Juice vs. Cider: What’s the Difference in Japan?
What cider means differs by country, and in Japan, the word サイダー generally refers to sweet drinks containing carbonated water, citric acid, and fruit flavoring, as I wrote in this article.
Hearing that, you may be confused, but that is not all.
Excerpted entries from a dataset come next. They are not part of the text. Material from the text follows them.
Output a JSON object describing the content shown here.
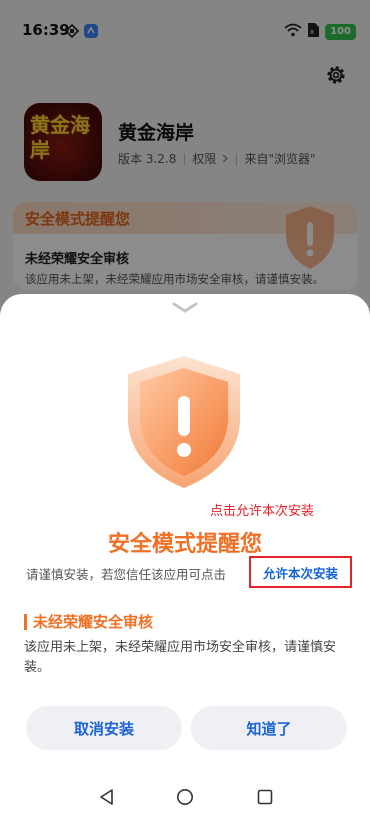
{
  "status_bar": {
    "time": "16:39",
    "battery": "100",
    "icons": [
      "nfc-icon",
      "app-badge-icon",
      "wifi-icon",
      "sim-icon",
      "battery-icon"
    ]
  },
  "app": {
    "name": "黄金海岸",
    "logo_text": "黄金海岸",
    "version": "版本 3.2.8",
    "permissions": "权限",
    "source": "来自\"浏览器\""
  },
  "background_card": {
    "title": "安全模式提醒您",
    "subtitle": "未经荣耀安全审核",
    "description": "该应用未上架，未经荣耀应用市场安全审核，请谨慎安装。"
  },
  "sheet": {
    "annotation": "点击允许本次安装",
    "title": "安全模式提醒您",
    "description": "请谨慎安装，若您信任该应用可点击",
    "allow_link": "允许本次安装",
    "section_title": "未经荣耀安全审核",
    "section_description": "该应用未上架，未经荣耀应用市场安全审核，请谨慎安装。",
    "cancel_button": "取消安装",
    "ok_button": "知道了"
  },
  "colors": {
    "accent_orange": "#f07026",
    "link_blue": "#1565d8",
    "highlight_red": "#e3232b"
  }
}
As you might have noticed before, some Japanese people also use the word juice/ジュース differently from native English speakers.
Japanese Juice vs. Cider
So as not to be misunderstood, in Japan, too, for beverages, juice/ジュース usually refers to the liquid squeezed from fruit or vegetables or 100 percent fruit/vegetable juice.
Nonetheless, quite a few Japanese, including me, unconsciously use the word for soft drinks, in which sense, juice even includes carbonated beverages, such as cider and cola drinks.
To be correct, the Japanese term for soft drinks other than juice (such as green tea, coffee, fruit & vegetable beverages, soda pop, and mineral water) is 清涼飲料水.
But since many Japanese beverage makers once sold such soft drinks under the name of juice (as seen in 缶ジュース/canned juice, meaning canned drink), the trace remains, and quite a few people still use the word ジュース to refer to soft drinks.
(Reference Pages: Wikipedia サイダー, ジュース )